Okay then, it was a rather disappointing weekend for football pretty much all the way around so I won’t go into it. Suffice to say that I’ve never before been made fun of for trying to remain optimistic. I told my pops about that — I mean I literally got into a weird one-sided fight with a good friend of mine over the UGA game and was so confused by what was happening I think I just went into shock and tried to wait it out — and pops said, “Some people just don’t get it kid. They had a 10 game winning streak. That’s something to feel good about. They’re likely to be even better next year. Also something to feel good about.” And I think where I come down on it is I much prefer to FEEL GOOD about something than wallow in the rage of losing to the BEST DEFENSE in the EFFING COUNTRY. But whatever. I guess we have the Outback Bowl against Michigan State on Jan. 2 and that should be a fair matchup. Maybe I’m just getting a bit more philosophical as I get older but being pissed off just doesn’t appeal to me at all.

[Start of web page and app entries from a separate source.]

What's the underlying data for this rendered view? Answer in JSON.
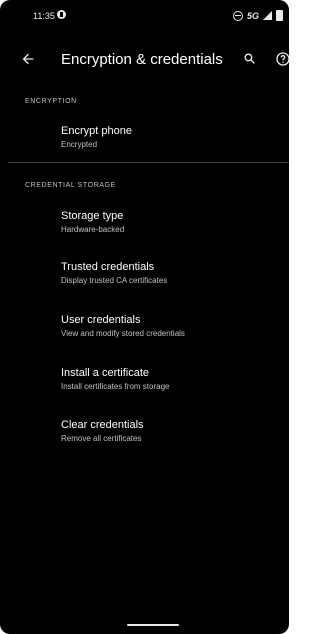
{
  "status": {
    "time": "11:35",
    "network": "5G"
  },
  "appbar": {
    "title": "Encryption & credentials"
  },
  "sections": [
    {
      "header": "ENCRYPTION",
      "items": [
        {
          "title": "Encrypt phone",
          "summary": "Encrypted"
        }
      ]
    },
    {
      "header": "CREDENTIAL STORAGE",
      "items": [
        {
          "title": "Storage type",
          "summary": "Hardware-backed"
        },
        {
          "title": "Trusted credentials",
          "summary": "Display trusted CA certificates"
        },
        {
          "title": "User credentials",
          "summary": "View and modify stored credentials"
        },
        {
          "title": "Install a certificate",
          "summary": "Install certificates from storage"
        },
        {
          "title": "Clear credentials",
          "summary": "Remove all certificates"
        }
      ]
    }
  ],
  "colors": {
    "background": "#000000",
    "text_primary": "#ffffff",
    "text_secondary": "#bdc1c6"
  },
  "icons": [
    "back-arrow-icon",
    "search-icon",
    "help-icon",
    "dnd-icon",
    "signal-icon",
    "battery-icon"
  ]
}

Which brings me to that whole atheism thing I’ve been wanting to write a little about since I had a conversation with my brother John about the topic over Thanksgiving. Now, some background: my siblings and I were raised Catholic. Most of us — myself included — have remained Catholic. But my brother John — who also happens to be a very good friend and adviser to me. He’s always protected me and kept things real. Many people don’t have anyone in their life who will do that for them. I got lucky. — went a more Protestant, non-denominational Christian route. We were talking about atheism because I brought it up — there’s a lot more of the militant strain here in DC than there is down South. And John had a really interesting thing to say on the subject. Primarily, he noted, when you’re a humanist and your ultimate and most deeply held belief is in your own abilities etc, you are faced constantly with the fallibility of the thing you respect, believe in, admire, love the most. “How many times a day do you screw up or question yourself?” he asked. And that’s the human condition. So, he reasoned, the common thread in many atheists to prove that they have it all figured out — that they are the intellectual kings of the castle that know that your antiquated system of belief is silly at best, morally retarded at worst — is because they must compensate for the constant wrestling with just how much they question themselves. Very likely more than people of faith. Now, I realize this argument is one easily used toward the whole “opiate of the masses” argument. Maybe so. I used to think deluding oneself was a bad thing…but now, well, see the above paragraph about feeling good.
Further, John told me of a gentlemen at his work place who took it upon himself to tell my brother that he was “lying to his kids” by taking them to church. John has only just started this new job so this guy felt justified saying this to someone he barely knows. “So I get to deal with that f*cker every day,” my brother said. And that’s the second part of this that we hashed out. Inherent in the Judeo-Christian ethic is the idea of free will. You can choose. And yes, I know there are some believers who would give you their testimony or try to save your soul. But most really don’t care. They want to be left alone to believe and are more than willing to leave you alone to disbelieve. And so the proselytizing atheist is just as annoying as the Jehovah’s Witness who shows up on your doorstep and attempts to tell you how wrong you are about what you think. You are no different with your dogma, militant atheist. It’s always funny that you employ the tactic you claim disgusts you. I guess all I’m saying is: go somewhere else with the in-your-face “you shouldn’t believe!” I — and most Christians — really don’t care. You are not shocking to us. You do not worry us. We do not hate you or wish you ill. And we certainly prefer not to be the object of your rage. Most are more than willing to hear a fair, reasonably offered point of view on the matter. But the expectation is tolerance. And that’s something you do believe in, right?
Anyway, carrying on in a similar vein, here’s proof that we do have senses of humor. A friend made this up to accompany the link to the Jesus Toaster (which I think is absolutely hilarious and I want to buy one for someone for Christmas but I’m not sure who should get it…). This is his food-inspired version of most of the Lord’s Prayer. It’s exceedingly clever and I just wanted to share it. Because Jesus freaks have senses of humor, too.
Give us this day our daily bread,
and give us your molasses
have brie, olive oils, bleu, and sauce dispensed just,
and knead us knots anew for bacon!
Cut a sliver with gristle,
Finally, the concert Friday at Catholic U. was lovely and they played one of my favorite Christmas Carols. Here’s a nice version by Sufjan Stevens.